Harrison Hayward, MD, a first-year resident who serves as Assistant Executive Coordinator of Communications for AAP's Section on Pediatric Trainees said the event showed him the impact trainees can have at an early point in their careers--and beyond.
"What's so inspiring to me about our generation of budding pediatricians, is our capacity to mobilize quickly and collectively on a national scale," he said. "The medium of social media has allowed us to reach out to all corners of the country and turn each of our distinct programs into members of a larger, connected community," I hope that this photo campaign has shown our constituent that we are significant and that we can have a powerful impact when we work together, so let's use this momentum to make a tangible impact on policy in America moving forward."
As healthcare policy continues to evolve and stagnate, we have seen thousands of pediatricians across the country take a stand to defend a child's right to quality health care. As pediatricians-in-training, we are inspired by their leadership. We are finding our own voices as advocates, and learning what it truly means to be a pediatrician beyond the exam room. While we may be just starting in our careers, this day of action helped us realize that our collective voice can make an impact for children and that, together, we can gently shake the world.
*The views expressed in this article are those of the author, and not necessarily those of the American Academy of Pediatrics.
About the Authors
Molly Markowitz is the Executive Coordinator of Medical Student Initiatives for the Section on Pediatric Trainees and a fourth year medical student at the Larner College of Medicine at the University of Vermont. Follow Molly on twitter: @mollymarkowitz
Rachel Nash is the Executive Coordinator of Child Health for the Section on Pediatric Trainees and a fourth year medical student at Oakland University William Beaumont School of Medicine.
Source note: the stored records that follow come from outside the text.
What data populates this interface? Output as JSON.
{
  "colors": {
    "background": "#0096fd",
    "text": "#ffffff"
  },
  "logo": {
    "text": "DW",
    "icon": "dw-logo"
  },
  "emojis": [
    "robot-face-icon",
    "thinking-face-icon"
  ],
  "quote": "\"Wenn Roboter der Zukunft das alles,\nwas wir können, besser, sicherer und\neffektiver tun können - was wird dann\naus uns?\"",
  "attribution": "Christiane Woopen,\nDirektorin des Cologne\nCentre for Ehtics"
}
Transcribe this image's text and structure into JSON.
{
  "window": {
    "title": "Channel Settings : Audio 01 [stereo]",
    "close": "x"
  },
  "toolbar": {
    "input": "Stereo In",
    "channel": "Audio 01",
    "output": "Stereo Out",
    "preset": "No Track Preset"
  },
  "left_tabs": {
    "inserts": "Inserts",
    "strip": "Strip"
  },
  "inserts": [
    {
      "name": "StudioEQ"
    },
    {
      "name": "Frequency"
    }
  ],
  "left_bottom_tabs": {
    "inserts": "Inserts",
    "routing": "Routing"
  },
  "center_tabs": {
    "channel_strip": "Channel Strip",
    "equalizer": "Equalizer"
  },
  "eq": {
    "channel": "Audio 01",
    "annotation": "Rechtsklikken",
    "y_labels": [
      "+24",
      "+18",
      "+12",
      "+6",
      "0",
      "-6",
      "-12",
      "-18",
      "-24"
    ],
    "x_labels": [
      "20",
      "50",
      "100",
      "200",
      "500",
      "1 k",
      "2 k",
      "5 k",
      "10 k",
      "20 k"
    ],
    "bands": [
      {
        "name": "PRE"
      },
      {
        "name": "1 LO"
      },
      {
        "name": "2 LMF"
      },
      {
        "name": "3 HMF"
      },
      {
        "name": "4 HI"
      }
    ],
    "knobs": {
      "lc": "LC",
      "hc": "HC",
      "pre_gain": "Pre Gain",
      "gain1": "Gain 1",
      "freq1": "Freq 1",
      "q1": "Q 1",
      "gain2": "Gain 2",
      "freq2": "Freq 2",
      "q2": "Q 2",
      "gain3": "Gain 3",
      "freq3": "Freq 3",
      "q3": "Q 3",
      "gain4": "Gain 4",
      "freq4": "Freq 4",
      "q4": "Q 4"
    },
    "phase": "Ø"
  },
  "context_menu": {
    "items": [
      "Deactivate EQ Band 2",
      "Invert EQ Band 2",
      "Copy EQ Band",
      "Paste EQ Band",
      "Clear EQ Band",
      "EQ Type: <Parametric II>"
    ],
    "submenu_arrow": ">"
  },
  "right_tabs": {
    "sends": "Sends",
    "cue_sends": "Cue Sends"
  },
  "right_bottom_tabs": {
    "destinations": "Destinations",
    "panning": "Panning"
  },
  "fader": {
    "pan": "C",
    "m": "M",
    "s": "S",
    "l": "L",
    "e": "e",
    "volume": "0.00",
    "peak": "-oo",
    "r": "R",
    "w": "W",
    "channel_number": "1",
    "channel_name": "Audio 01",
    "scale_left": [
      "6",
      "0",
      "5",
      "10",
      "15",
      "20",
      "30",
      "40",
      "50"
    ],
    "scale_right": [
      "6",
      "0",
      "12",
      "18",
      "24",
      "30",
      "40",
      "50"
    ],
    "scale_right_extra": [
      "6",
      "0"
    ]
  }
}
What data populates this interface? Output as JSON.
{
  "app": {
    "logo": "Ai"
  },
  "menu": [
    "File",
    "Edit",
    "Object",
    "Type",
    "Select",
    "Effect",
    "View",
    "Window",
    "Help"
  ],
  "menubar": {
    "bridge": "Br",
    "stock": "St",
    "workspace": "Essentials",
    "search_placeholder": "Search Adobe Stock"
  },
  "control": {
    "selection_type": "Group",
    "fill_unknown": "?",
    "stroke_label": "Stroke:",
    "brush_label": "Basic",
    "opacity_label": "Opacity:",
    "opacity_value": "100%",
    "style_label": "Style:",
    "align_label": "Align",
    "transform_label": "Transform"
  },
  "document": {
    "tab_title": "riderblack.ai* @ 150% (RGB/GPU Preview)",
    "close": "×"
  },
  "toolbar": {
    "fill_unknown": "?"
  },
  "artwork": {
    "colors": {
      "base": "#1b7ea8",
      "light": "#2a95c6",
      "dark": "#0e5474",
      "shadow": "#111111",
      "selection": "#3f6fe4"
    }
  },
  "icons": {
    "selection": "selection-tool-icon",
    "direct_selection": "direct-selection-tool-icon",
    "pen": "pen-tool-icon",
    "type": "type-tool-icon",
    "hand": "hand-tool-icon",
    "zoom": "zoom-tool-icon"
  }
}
Follow Rachel on twitter: @rachelnash21 and Text "Access4Kids" to 41411 to sign up for monthly text updates on the advocacy campaign.